• _Requirement_
Search the entries below. Return every line that has "Project" in it.

Items from a dataset:
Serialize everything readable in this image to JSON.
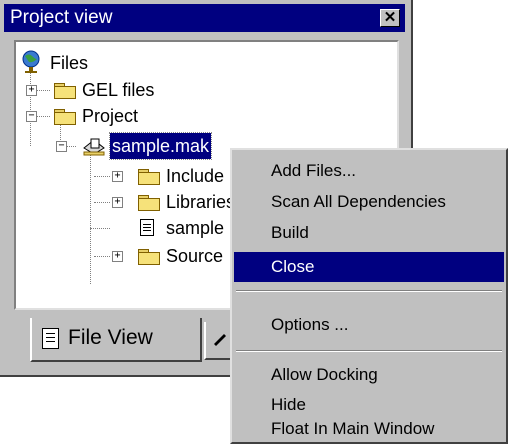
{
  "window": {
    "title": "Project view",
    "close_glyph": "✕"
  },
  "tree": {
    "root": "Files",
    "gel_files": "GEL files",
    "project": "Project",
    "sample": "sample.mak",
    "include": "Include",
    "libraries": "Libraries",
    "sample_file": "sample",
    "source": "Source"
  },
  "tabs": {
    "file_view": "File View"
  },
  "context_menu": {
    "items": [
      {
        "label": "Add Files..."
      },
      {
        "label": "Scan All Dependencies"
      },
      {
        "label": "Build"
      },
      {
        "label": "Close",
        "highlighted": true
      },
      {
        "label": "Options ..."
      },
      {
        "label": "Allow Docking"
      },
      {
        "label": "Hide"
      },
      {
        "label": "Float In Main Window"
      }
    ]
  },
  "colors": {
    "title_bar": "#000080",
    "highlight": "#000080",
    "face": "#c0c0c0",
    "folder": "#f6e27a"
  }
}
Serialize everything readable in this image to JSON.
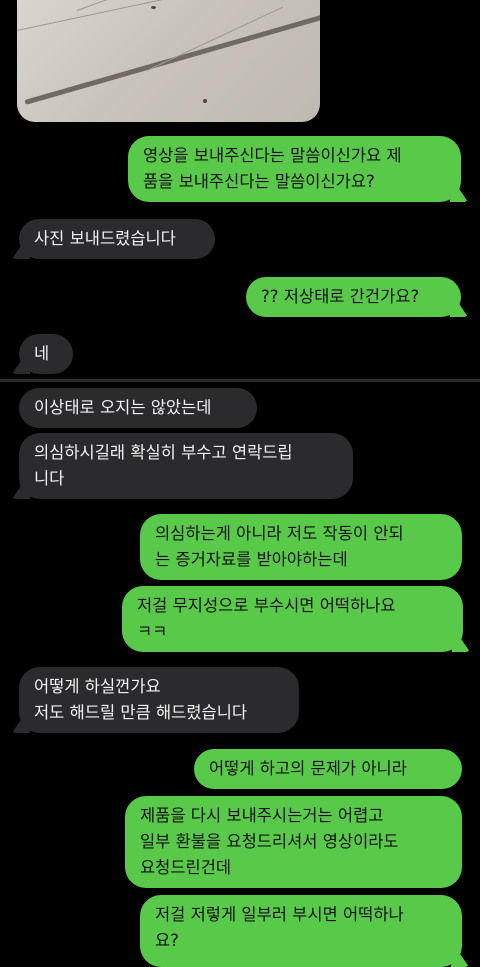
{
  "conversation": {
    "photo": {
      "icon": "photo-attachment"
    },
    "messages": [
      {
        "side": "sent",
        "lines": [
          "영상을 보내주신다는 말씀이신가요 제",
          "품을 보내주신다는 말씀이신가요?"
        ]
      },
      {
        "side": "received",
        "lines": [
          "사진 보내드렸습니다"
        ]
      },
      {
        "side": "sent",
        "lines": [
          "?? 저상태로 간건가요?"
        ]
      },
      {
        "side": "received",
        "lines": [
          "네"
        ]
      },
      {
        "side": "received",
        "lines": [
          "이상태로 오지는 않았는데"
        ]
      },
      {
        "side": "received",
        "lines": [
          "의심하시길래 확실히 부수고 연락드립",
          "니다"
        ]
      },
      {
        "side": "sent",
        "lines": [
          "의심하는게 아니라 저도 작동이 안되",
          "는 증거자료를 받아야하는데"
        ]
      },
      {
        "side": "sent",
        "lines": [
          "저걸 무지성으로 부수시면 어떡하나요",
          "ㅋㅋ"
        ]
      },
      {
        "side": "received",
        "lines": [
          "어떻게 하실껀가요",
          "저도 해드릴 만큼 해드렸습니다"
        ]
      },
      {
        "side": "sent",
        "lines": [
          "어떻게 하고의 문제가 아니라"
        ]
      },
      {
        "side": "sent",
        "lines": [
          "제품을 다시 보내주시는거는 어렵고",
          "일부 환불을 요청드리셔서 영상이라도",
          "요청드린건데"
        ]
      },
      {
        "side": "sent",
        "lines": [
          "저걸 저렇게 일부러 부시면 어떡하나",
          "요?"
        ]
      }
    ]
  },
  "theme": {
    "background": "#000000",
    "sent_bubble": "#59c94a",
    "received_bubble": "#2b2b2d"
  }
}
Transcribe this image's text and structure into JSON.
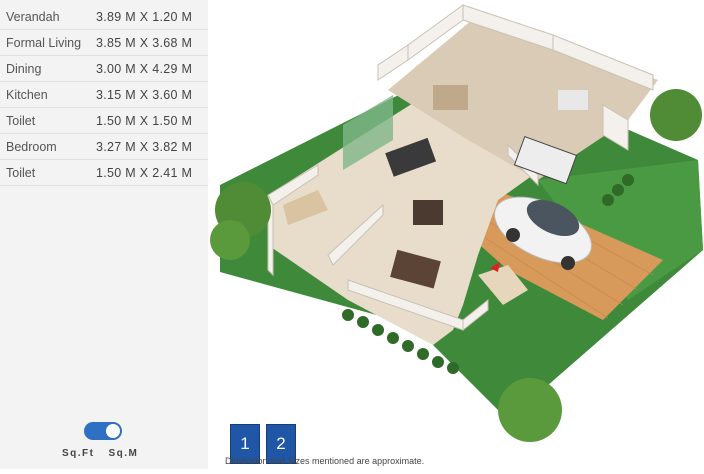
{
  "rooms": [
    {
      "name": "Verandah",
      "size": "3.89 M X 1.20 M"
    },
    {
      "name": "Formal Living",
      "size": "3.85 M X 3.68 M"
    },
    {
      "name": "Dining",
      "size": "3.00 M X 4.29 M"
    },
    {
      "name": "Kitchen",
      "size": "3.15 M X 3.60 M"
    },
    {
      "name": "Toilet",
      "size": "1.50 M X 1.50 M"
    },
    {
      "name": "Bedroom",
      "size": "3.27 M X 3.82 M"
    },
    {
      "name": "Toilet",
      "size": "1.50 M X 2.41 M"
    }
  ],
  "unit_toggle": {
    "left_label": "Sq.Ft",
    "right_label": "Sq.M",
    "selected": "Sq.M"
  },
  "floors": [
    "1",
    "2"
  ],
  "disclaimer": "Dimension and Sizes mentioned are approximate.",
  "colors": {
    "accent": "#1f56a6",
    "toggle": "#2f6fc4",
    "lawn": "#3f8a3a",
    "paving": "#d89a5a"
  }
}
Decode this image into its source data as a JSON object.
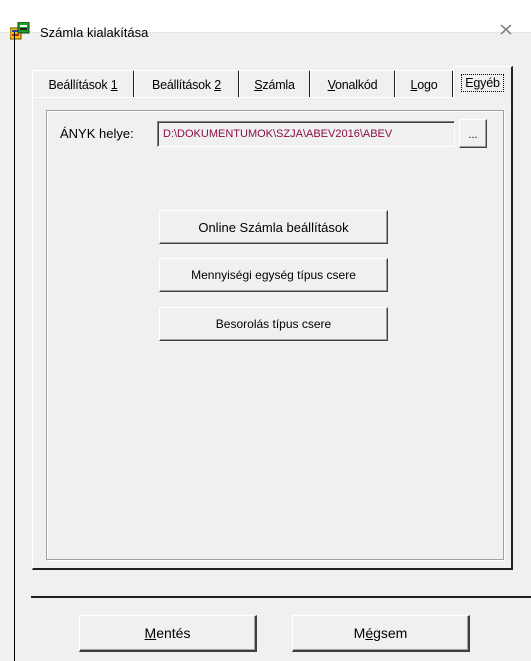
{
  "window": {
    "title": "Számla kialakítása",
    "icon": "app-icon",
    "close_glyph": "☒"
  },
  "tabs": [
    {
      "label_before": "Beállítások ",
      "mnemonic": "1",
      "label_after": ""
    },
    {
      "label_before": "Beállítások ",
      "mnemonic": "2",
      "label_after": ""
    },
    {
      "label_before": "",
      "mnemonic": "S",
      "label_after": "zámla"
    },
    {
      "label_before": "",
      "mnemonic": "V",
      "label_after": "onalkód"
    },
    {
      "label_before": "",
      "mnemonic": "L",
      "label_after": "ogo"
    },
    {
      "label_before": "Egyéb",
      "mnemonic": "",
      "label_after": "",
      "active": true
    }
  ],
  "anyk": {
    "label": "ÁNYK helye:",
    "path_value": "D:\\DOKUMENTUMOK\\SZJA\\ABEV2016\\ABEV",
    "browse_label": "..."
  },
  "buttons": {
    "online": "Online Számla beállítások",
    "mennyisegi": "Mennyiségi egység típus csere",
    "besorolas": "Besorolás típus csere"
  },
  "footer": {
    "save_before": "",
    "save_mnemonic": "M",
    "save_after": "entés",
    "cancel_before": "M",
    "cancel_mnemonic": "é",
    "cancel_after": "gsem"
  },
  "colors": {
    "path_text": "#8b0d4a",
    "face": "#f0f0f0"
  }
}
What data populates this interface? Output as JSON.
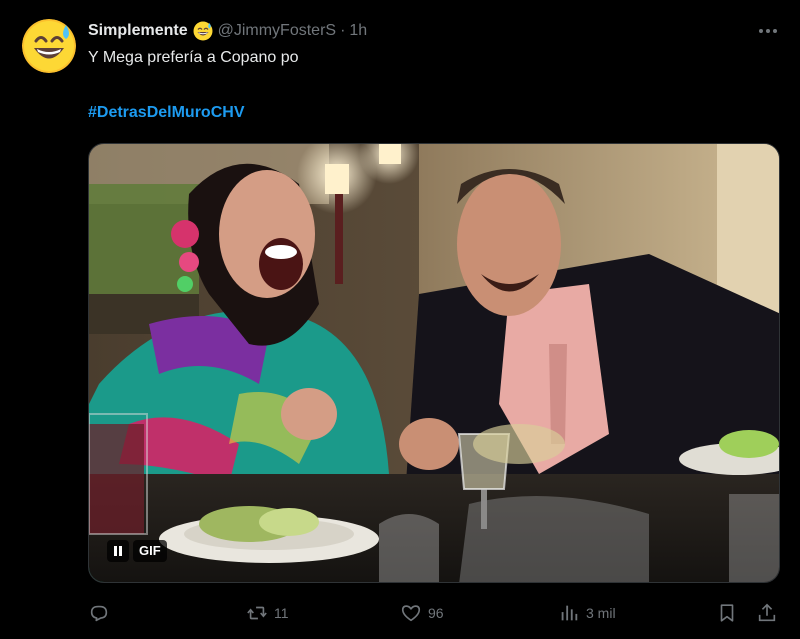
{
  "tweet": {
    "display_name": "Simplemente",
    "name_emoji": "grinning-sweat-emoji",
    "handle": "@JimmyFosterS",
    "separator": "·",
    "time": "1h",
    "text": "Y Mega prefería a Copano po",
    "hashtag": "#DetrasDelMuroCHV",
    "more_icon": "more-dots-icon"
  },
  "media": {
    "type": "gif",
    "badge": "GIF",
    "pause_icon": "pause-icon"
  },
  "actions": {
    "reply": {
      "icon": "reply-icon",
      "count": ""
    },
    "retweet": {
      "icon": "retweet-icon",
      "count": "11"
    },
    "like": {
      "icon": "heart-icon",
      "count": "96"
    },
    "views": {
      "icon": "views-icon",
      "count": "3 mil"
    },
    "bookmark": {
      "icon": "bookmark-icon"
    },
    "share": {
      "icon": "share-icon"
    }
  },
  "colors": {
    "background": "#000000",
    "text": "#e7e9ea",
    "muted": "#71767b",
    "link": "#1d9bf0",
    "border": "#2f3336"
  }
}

• _Task response_
    "title": "Project view",
    "project": "Project",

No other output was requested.